> Goal of the exercise
Return the data verbatim, without pictures.

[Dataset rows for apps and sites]
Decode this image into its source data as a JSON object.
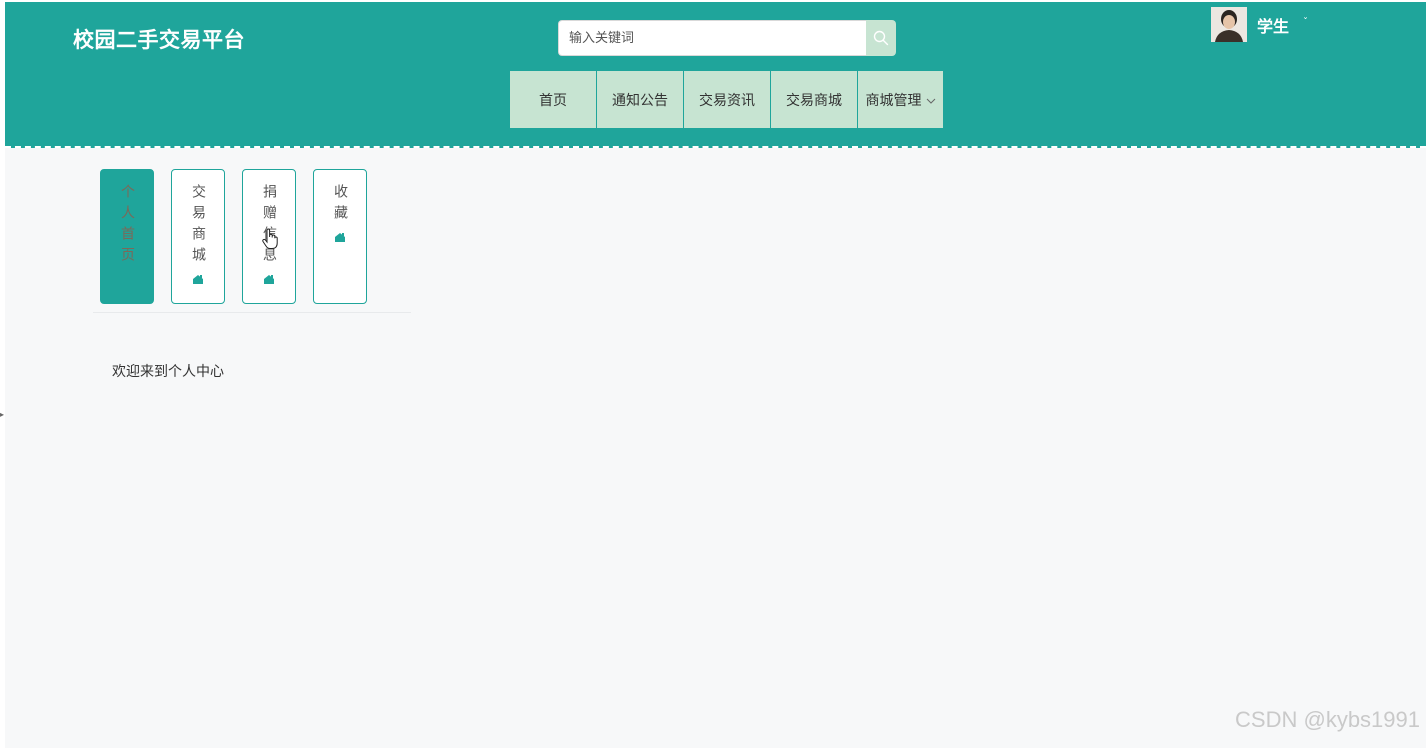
{
  "header": {
    "brand": "校园二手交易平台",
    "search": {
      "placeholder": "输入关键词",
      "value": ""
    },
    "user": {
      "name": "学生",
      "caret": "ˇ"
    }
  },
  "nav": {
    "items": [
      {
        "label": "首页"
      },
      {
        "label": "通知公告"
      },
      {
        "label": "交易资讯"
      },
      {
        "label": "交易商城"
      },
      {
        "label": "商城管理",
        "has_dropdown": true
      }
    ],
    "dropdown_caret": "﹀"
  },
  "tabs": [
    {
      "label": "个人首页",
      "active": true,
      "icon": null
    },
    {
      "label": "交易商城",
      "active": false,
      "icon": "house-icon"
    },
    {
      "label": "捐赠信息",
      "active": false,
      "icon": "house-icon"
    },
    {
      "label": "收藏",
      "active": false,
      "icon": "house-icon"
    }
  ],
  "main": {
    "welcome": "欢迎来到个人中心"
  },
  "watermark": "CSDN @kybs1991",
  "colors": {
    "primary": "#1fa59b",
    "nav_bg": "#c7e4d2",
    "page_bg": "#f7f8f9"
  }
}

> Exercise answer
Decode this image into its source data as a JSON object.
{
  "header": {
    "brand": "校园二手交易平台",
    "search": {
      "placeholder": "输入关键词",
      "value": ""
    },
    "user": {
      "name": "学生",
      "caret": "ˇ"
    }
  },
  "nav": {
    "items": [
      {
        "label": "首页"
      },
      {
        "label": "通知公告"
      },
      {
        "label": "交易资讯"
      },
      {
        "label": "交易商城"
      },
      {
        "label": "商城管理",
        "has_dropdown": true
      }
    ],
    "dropdown_caret": "﹀"
  },
  "tabs": [
    {
      "label": "个人首页",
      "active": true,
      "icon": null
    },
    {
      "label": "交易商城",
      "active": false,
      "icon": "house-icon"
    },
    {
      "label": "捐赠信息",
      "active": false,
      "icon": "house-icon"
    },
    {
      "label": "收藏",
      "active": false,
      "icon": "house-icon"
    }
  ],
  "main": {
    "welcome": "欢迎来到个人中心"
  },
  "watermark": "CSDN @kybs1991",
  "colors": {
    "primary": "#1fa59b",
    "nav_bg": "#c7e4d2",
    "page_bg": "#f7f8f9"
  }
}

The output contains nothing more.